The Kobe earthquake exposed more modern and engineered buildings to stronger forces than any previous earthquake. The preliminary report indicates more studies are needed to evaluate seismic codes, design practice and construction methods; and to make improvements based on the studies. The failure of transportation structures produced dramatic and frightening images flashed across the world following the quake. Perhaps the most memorable image was a bridge on the Hanshin expressway which “rolled over.” Most of the damage to bridges occurred to older structures designed before modern earthquake engineering. The damage was typically column shear and structures that broke instead of bending. Other more modern structures suffered extensive damage due to liquefiable soils along the bay. The Akashi Suspension Bridge bore the brunt of the earthquake with essentially no damage — an example of how engineering can prevent damage during earthquakes. Rail facilities were hard hit — and more casualties and fatalities would have resulted if the quake had occurred during commute times. Railway structures failed because of shear failures in support structures, inadequate restraint between spans at critical joints, and large ground movements causing spans to fall off supports; also many cars rolled because of the ground movement. The Port of Kobe suffered extensive damage, mainly due to liquefaction. Modern design criteria are more stringent and liquefiable soils can now be identified and the effects mitigated. Had the port conformed to modern design standards, the damage would likely have still been severe — but less than the damage that occurred. Electric power and telecommunications systems performed remarkably well during the earthquake, with little or no disruption to service. Water pipelines sustained severe damage, causing a general lack of service in Kobe, Ashiya and Nishinomiya. Some residents we reinformed to expect no water service for two months. The lack of water also inhibited firefighting efforts. It is expected that the sewer system suffered similar damage. The gas system sustained numerous breaks, which will interrupt service to residents for several months.

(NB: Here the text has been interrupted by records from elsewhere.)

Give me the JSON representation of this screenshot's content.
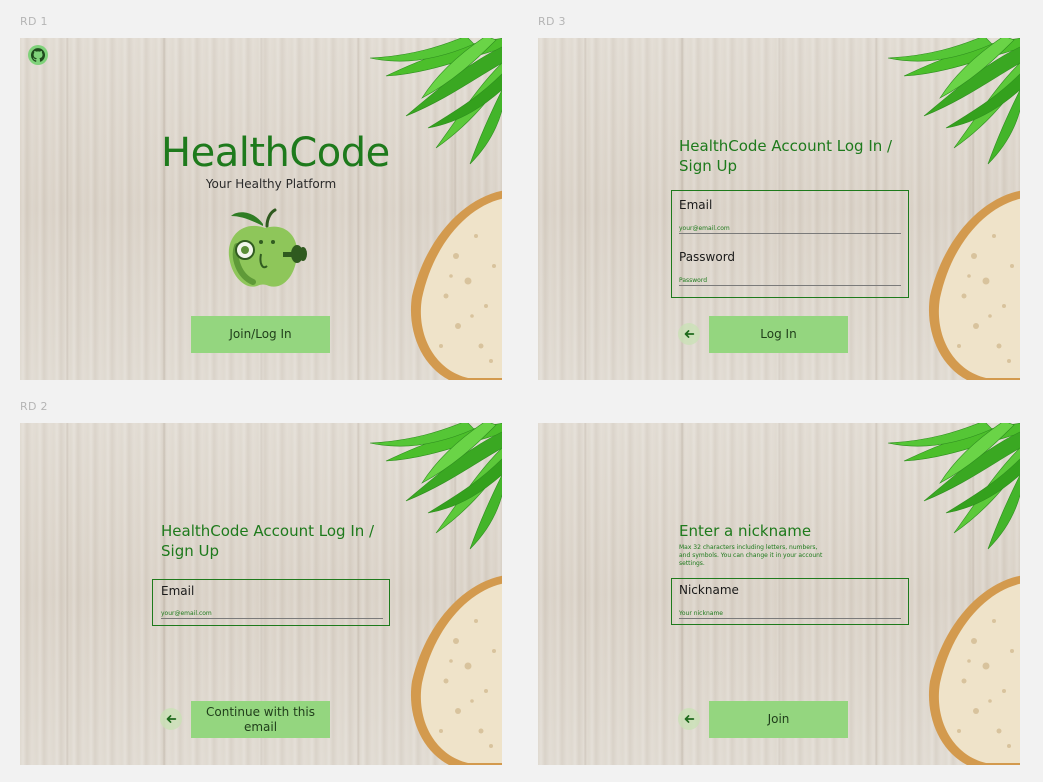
{
  "frames": {
    "rd1": {
      "label": "RD 1",
      "title": "HealthCode",
      "subtitle": "Your Healthy Platform",
      "join_button": "Join/Log In"
    },
    "rd2": {
      "label": "RD 2",
      "heading_line1": "HealthCode Account Log In /",
      "heading_line2": "Sign Up",
      "email_label": "Email",
      "email_placeholder": "your@email.com",
      "continue_line1": "Continue with this",
      "continue_line2": "email"
    },
    "rd3": {
      "label": "RD 3",
      "heading_line1": "HealthCode Account Log In /",
      "heading_line2": "Sign Up",
      "email_label": "Email",
      "email_placeholder": "your@email.com",
      "password_label": "Password",
      "password_placeholder": "Password",
      "login_button": "Log In"
    },
    "rd4": {
      "heading": "Enter a nickname",
      "helper_line1": "Max 32 characters including letters, numbers,",
      "helper_line2": "and symbols. You can change it in your account",
      "helper_line3": "settings.",
      "nickname_label": "Nickname",
      "nickname_placeholder": "Your nickname",
      "join_button": "Join"
    }
  },
  "icons": {
    "github": "github-icon",
    "back": "arrow-left-icon",
    "mascot": "apple-mascot-icon"
  },
  "colors": {
    "brand_green": "#1e7a1c",
    "button_green": "#94d67f",
    "page_bg": "#f2f2f2"
  }
}
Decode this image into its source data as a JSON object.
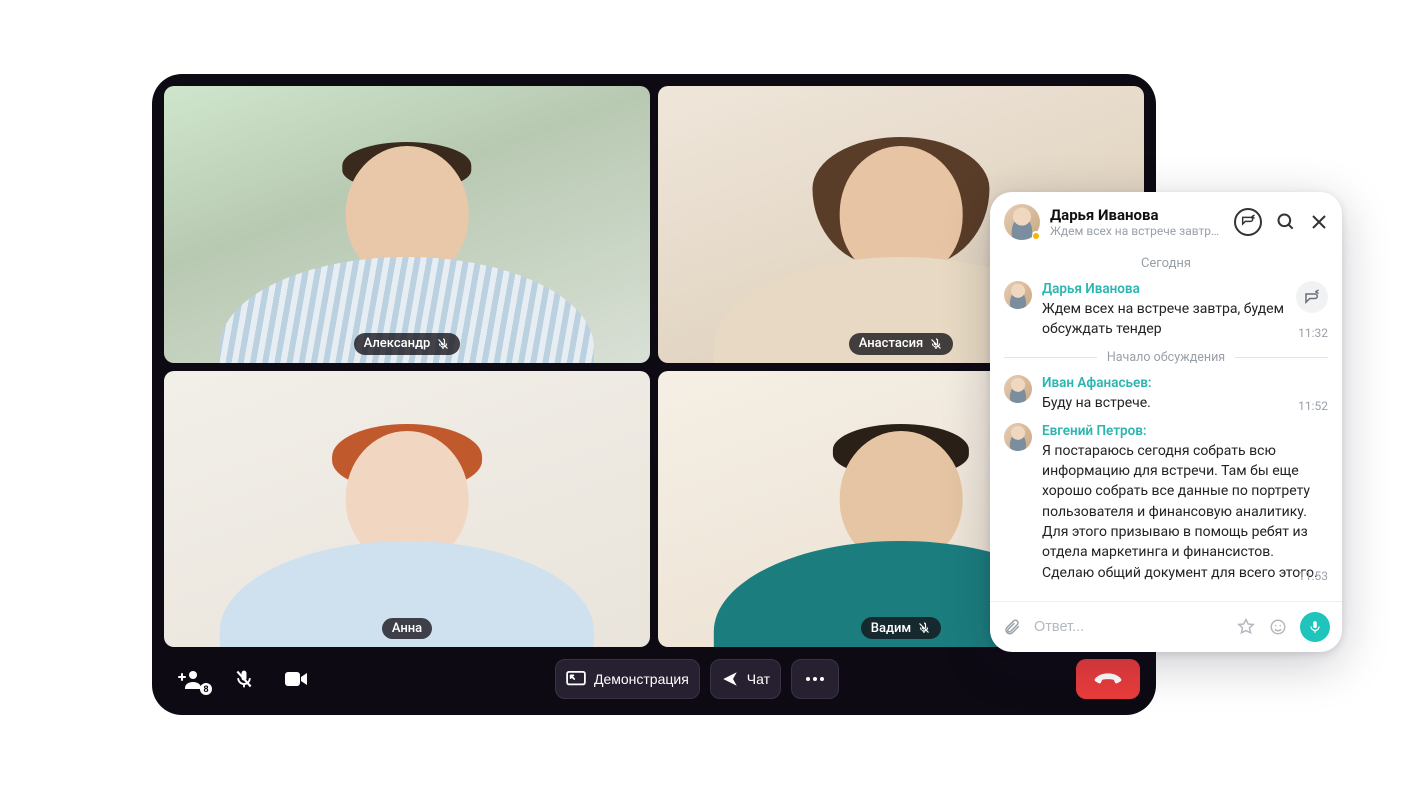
{
  "participants": [
    {
      "name": "Александр",
      "muted": true
    },
    {
      "name": "Анастасия",
      "muted": true
    },
    {
      "name": "Анна",
      "muted": false
    },
    {
      "name": "Вадим",
      "muted": true
    }
  ],
  "toolbar": {
    "participant_count": "8",
    "screenshare_label": "Демонстрация",
    "chat_label": "Чат"
  },
  "chat": {
    "header": {
      "name": "Дарья Иванова",
      "subtitle": "Ждем всех на встрече завтра..."
    },
    "day_label": "Сегодня",
    "thread_label": "Начало обсуждения",
    "input_placeholder": "Ответ...",
    "messages": [
      {
        "author": "Дарья Иванова",
        "text": "Ждем всех на встрече завтра, будем обсуждать тендер",
        "time": "11:32"
      },
      {
        "author": "Иван Афанасьев:",
        "text": "Буду на встрече.",
        "time": "11:52"
      },
      {
        "author": "Евгений Петров:",
        "text": "Я постараюсь сегодня собрать всю информацию для встречи. Там бы еще хорошо собрать все данные по портрету пользователя и финансовую аналитику. Для этого призываю в помощь ребят из отдела маркетинга и финансистов. Сделаю общий документ для всего этого.",
        "time": "11:53"
      }
    ]
  }
}
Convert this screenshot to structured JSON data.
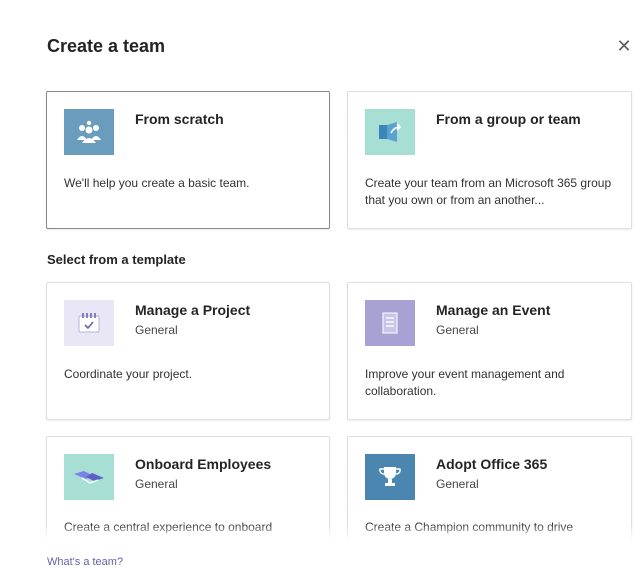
{
  "dialog": {
    "title": "Create a team",
    "close_glyph": "✕"
  },
  "top_cards": [
    {
      "name": "From scratch",
      "description": "We'll help you create a basic team.",
      "icon": "people-icon",
      "color": "#6a9cbd"
    },
    {
      "name": "From a group or team",
      "description": "Create your team from an Microsoft 365 group that you own or from an another...",
      "icon": "group-share-icon",
      "color": "#a8dfd4"
    }
  ],
  "template_section": {
    "heading": "Select from a template"
  },
  "templates": [
    {
      "name": "Manage a Project",
      "category": "General",
      "description": "Coordinate your project.",
      "icon": "calendar-check-icon",
      "color": "#e9e6f6"
    },
    {
      "name": "Manage an Event",
      "category": "General",
      "description": "Improve your event management and collaboration.",
      "icon": "event-list-icon",
      "color": "#a8a2d4"
    },
    {
      "name": "Onboard Employees",
      "category": "General",
      "description": "Create a central experience to onboard",
      "icon": "handshake-icon",
      "color": "#a8dfd4"
    },
    {
      "name": "Adopt Office 365",
      "category": "General",
      "description": "Create a Champion community to drive",
      "icon": "trophy-icon",
      "color": "#4a86b0"
    }
  ],
  "footer": {
    "link": "What's a team?"
  }
}
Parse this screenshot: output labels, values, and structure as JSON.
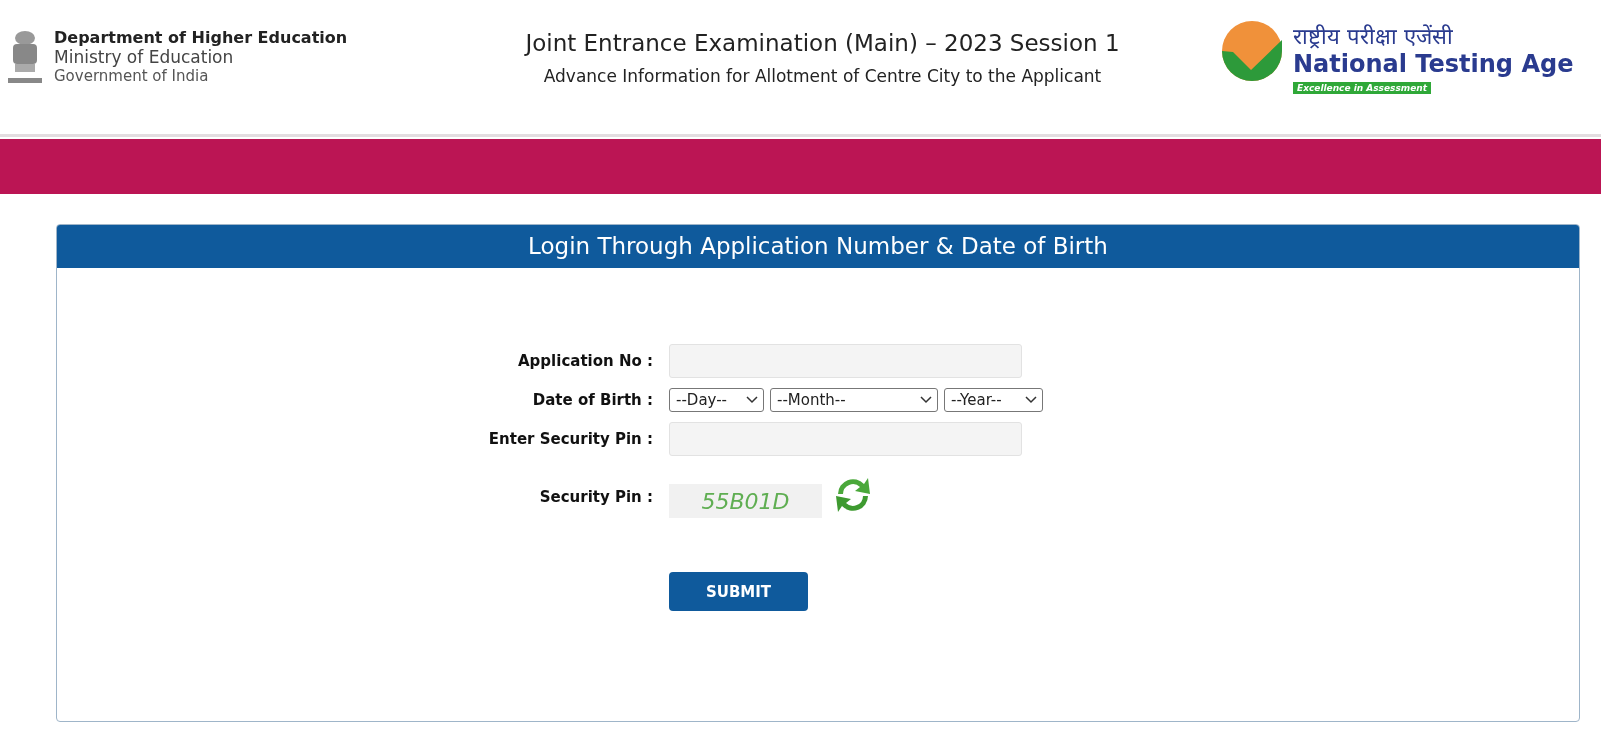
{
  "header": {
    "ministry": {
      "department": "Department of Higher Education",
      "ministry": "Ministry of Education",
      "government": "Government of India"
    },
    "title": "Joint Entrance Examination (Main) – 2023 Session 1",
    "subtitle": "Advance Information for Allotment of Centre City to the Applicant",
    "agency": {
      "hindi": "राष्ट्रीय परीक्षा एजेंसी",
      "name": "National Testing Age",
      "tagline": "Excellence in Assessment"
    }
  },
  "login": {
    "title": "Login Through Application Number & Date of Birth",
    "fields": [
      {
        "kind": "input",
        "label": "Application No :"
      },
      {
        "kind": "date",
        "label": "Date of Birth :",
        "selects": [
          "--Day--",
          "--Month--",
          "--Year--"
        ]
      },
      {
        "kind": "input",
        "label": "Enter Security Pin :"
      },
      {
        "kind": "captcha",
        "label": "Security Pin :",
        "code": "55B01D"
      }
    ],
    "submit": "SUBMIT"
  }
}
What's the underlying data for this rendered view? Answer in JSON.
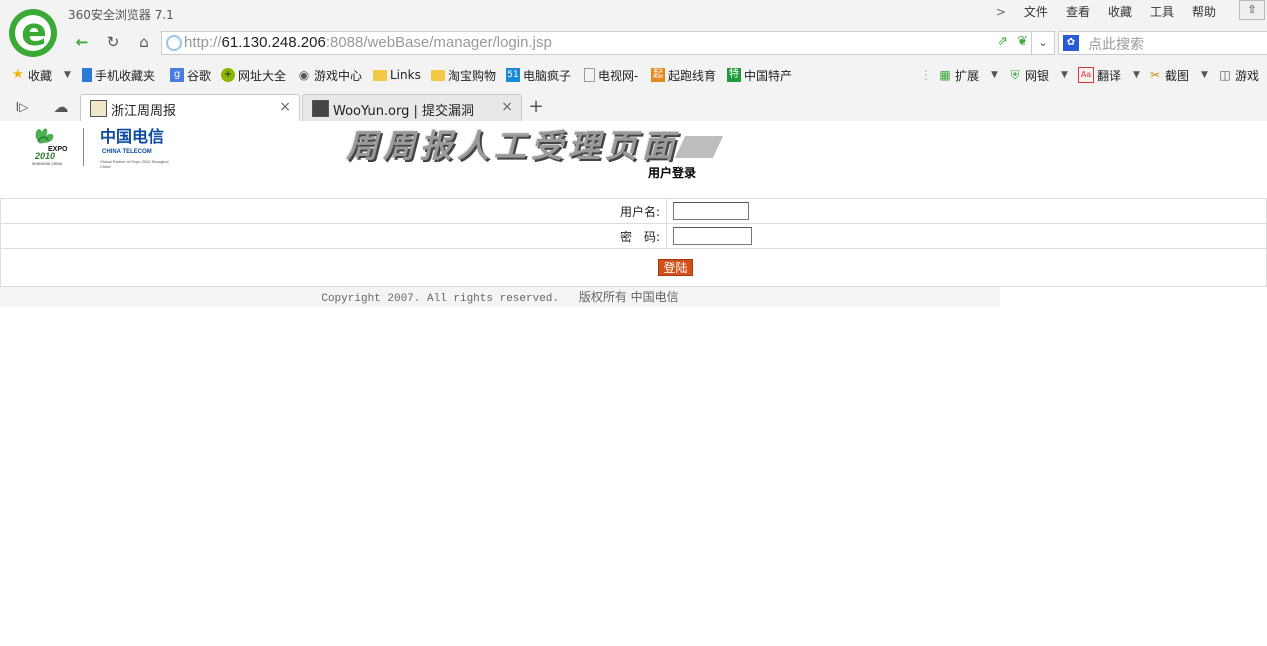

The Great Hanshin (Hyogo) Earthquake has had a profound influence on Japan’s earthquake preparedness. Voices are heard urging more emphasis on relief and non structural measures from a disaster mitigation strategy heavily depended on structural measures. Bitter criticism is levelled at government for slow response and inadequate preparedness. The earthquake, which proved to be a combination of a number of worst case scenarios, again reminded us that fight against natural disasters is an endeavour where one cannot afford to relax.